Libyan leader Moammar Gaddafi hosted the U.N.- and African Union-backed conference just four years after the United Nations lifted sanctions against his country for alleged acts of terror.
Libya's agreement to hold the talks in Gaddafi's home town of Sirte on the country's scrubby coast, and the participation of other Mideast envoys, had signaled increasing Arab involvement in efforts to end the violence in Darfur.
But Gaddafi's opening remarks only underscored the sense that the talks were getting off to a troubled start. The best thing that foreign peacemakers and peacekeeping troops could do for Darfur was stay out of it, Gaddafi told an audience that included envoys from the United States, European Union, China and more than 10 other countries and blocs.
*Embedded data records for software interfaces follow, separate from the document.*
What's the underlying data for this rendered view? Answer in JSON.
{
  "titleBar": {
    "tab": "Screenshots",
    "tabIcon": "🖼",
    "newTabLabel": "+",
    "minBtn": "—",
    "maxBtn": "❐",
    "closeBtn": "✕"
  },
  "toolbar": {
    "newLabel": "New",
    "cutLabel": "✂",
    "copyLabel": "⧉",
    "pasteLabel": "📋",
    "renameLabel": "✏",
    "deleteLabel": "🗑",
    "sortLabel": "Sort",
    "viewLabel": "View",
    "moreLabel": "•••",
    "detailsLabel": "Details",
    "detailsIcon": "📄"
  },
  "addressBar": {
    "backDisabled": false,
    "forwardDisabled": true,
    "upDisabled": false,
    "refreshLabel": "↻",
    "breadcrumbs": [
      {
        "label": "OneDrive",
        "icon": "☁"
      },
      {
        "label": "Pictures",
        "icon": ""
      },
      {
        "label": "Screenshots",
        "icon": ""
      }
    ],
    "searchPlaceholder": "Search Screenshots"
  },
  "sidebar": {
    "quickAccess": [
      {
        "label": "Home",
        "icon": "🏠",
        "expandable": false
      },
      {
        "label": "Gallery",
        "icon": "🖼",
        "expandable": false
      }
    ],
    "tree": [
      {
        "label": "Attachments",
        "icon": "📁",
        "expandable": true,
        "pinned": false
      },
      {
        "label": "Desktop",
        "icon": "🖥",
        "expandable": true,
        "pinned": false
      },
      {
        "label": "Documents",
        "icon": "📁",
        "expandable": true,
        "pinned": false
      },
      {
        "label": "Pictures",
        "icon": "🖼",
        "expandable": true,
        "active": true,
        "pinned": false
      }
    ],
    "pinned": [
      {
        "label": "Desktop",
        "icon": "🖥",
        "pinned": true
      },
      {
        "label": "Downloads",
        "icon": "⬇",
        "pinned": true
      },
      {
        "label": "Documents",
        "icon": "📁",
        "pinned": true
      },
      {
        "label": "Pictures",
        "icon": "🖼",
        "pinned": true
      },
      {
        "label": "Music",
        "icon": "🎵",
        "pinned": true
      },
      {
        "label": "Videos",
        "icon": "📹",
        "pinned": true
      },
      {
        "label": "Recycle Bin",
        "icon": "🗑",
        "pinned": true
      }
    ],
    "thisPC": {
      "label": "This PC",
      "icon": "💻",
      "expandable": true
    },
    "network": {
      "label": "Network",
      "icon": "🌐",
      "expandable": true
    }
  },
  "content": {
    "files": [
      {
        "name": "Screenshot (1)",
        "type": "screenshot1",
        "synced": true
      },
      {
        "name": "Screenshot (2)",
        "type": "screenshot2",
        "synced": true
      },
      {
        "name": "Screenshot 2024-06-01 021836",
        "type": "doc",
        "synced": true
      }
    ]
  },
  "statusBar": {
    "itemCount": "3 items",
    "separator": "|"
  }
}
"I would have preferred that this conference be the last attempt by the international community to settle this conflict and let the people of Sudan settle it themselves," Gaddafi said in a slow, sonorous 48-minute monologue that went through two shifts of interpreters. While he spoke, the U.N. envoy for Darfur, Jan Eliasson, on the dais next to Gaddafi, stared at his watch and then wrenched it around and around on his wrist.
"I always say, 'Leave this problem to its own people,' " Gaddafi said. "We have nothing to do with this. It's none of our business."
Fighters from African rebel tribes in Darfur are battling troops from Sudan's predominantly Arab government and its allied militias.
The conflict is estimated to have killed 450,000 people through disease, hunger and violence since 2003. Attacks have driven another 2.5 million people from their homes in Darfur.
A 2006 power-sharing deal brokered by African and international envoys has collapsed. The three rebel movements that took part in those talks have splintered into 13. Rebel groups are fighting among themselves, as are Darfur's Arab tribes, and both sides are attacking civilians.
One rebel faction overran a camp of A.U. peacekeepers last month, killing 10 soldiers.
The United Nations and African Union are scheduled to send 26,000 troops to Darfur in January in response to steady international pressure for peace in the western Sudan region.
Mediators are eager to calm Darfur before the peacekeepers are deployed. Envoys announced the Sirte talks in September.
Rebel leaders gave varying reasons for their boycott: that rebels should resolve differences among themselves before negotiating with Sudan's government, or that the talks should not have started before deployment of the peacekeepers.
Refusal to attend talks "itself could be an act of violence," A.U. Chairman Alpha Oumar Konare warned at the opening Saturday.
Mediators had pressed both sides to declare a cease-fire during the talks. The Sudanese government team obliged Saturday, promising a unilateral cease-fire. Rebels at the talks promised only to consider a truce.
The combatants have announced dozens of cease-fires in the past, only to resume fighting, said Andrew S. Natsios, the U.S. special envoy for Sudan.
The United States, which is spending $600 million a year for humanitarian aid in Darfur, might impose sanctions on the rebels or Sudan's government if either side resumes fighting, Natsios said.
"We are prepared . . . to hold all parties to their cease-fire agreement," he told delegates.
Negotiators and rebels at the talks said they hoped that more prominent rebel leaders would join the talks in coming days, when the negotiations are to break into smaller workshops on security and other issues.
Natsios said it would take "not years, but months" to reach any agreement.